Build your own basic vocabulary. You do need to expand your vocabulary and understand grammar, but how often do you say 'I have a room. She has a room. The room is mine. The room is hers' in a real conversation? I suggest my students to start building their vocabulary with the words they would really use in real life. For example, a passionate cooker would more likely memorize new words for food and kitchenware, because (s)he wants to read original recipes and try something new. A gamer would learn the gamers' jargon first. A philosopher would seek for vocabulary that covers the area of her intellectual interests, so for her, 'epistemology' would be an easy word, while 'colander' would go to the remote periphery of her consciousness.
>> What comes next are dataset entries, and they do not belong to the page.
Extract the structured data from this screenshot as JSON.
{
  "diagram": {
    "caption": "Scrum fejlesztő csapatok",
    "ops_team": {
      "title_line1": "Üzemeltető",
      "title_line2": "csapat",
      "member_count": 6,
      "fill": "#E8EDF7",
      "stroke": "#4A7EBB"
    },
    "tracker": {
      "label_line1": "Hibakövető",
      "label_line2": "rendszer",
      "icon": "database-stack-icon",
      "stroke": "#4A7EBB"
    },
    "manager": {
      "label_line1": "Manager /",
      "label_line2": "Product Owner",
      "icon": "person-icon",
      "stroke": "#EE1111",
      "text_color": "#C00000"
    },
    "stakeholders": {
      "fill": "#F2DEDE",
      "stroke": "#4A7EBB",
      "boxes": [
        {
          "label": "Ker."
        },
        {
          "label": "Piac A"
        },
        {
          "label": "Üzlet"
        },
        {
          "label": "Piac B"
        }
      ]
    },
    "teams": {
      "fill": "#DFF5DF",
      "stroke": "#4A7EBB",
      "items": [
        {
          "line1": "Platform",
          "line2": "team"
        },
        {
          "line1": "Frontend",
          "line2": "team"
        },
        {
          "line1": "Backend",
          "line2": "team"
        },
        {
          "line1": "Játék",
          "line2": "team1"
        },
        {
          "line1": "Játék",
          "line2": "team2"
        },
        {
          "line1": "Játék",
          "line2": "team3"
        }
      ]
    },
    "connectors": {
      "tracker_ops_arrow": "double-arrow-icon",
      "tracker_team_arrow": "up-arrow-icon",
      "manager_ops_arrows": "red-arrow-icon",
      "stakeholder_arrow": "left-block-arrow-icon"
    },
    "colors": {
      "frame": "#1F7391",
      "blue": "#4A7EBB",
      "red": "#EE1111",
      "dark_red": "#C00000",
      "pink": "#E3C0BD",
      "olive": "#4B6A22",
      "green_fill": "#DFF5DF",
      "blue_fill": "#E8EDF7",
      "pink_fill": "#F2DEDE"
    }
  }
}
Don't be afraid of long and complex words. For many languages, complex doesn't mean hard to memorize. Break long words into pieces, learn the functions of each part, and while doing so, you'll memorize the word. Moreover, this simple procedure will help you to understand word formation rules, thus you'll be able to construct words (sometimes correctly). Another benefit from dealing with a long word is that when you understand what its parts mean, the next word with similar parts will be a piece of cake for you. You'll start expanding your vocabulary rapidly.

Start writing as early as possible. When you do grammar exercises and use the grammar clichés provided by the authors of your textbook, you learn very dry, artificial language (I wish I could secretly observe a group of linguists working on sample sentences for their new text book). When you write what you want, you acquire your target language actively. You try to find a way to express your thoughts, and this is the best and most efficient way to achieve fluency. We are lucky to live in the Internet epoch, so you can always post your text on lang-8 for native speakers to correct you.

The entrance to the new language lies in the area that brought you to the language.Don't make your learning process insipid. After all, we are here to enjoy ourselves, right?


Image: Bored
Photo by Steven Feather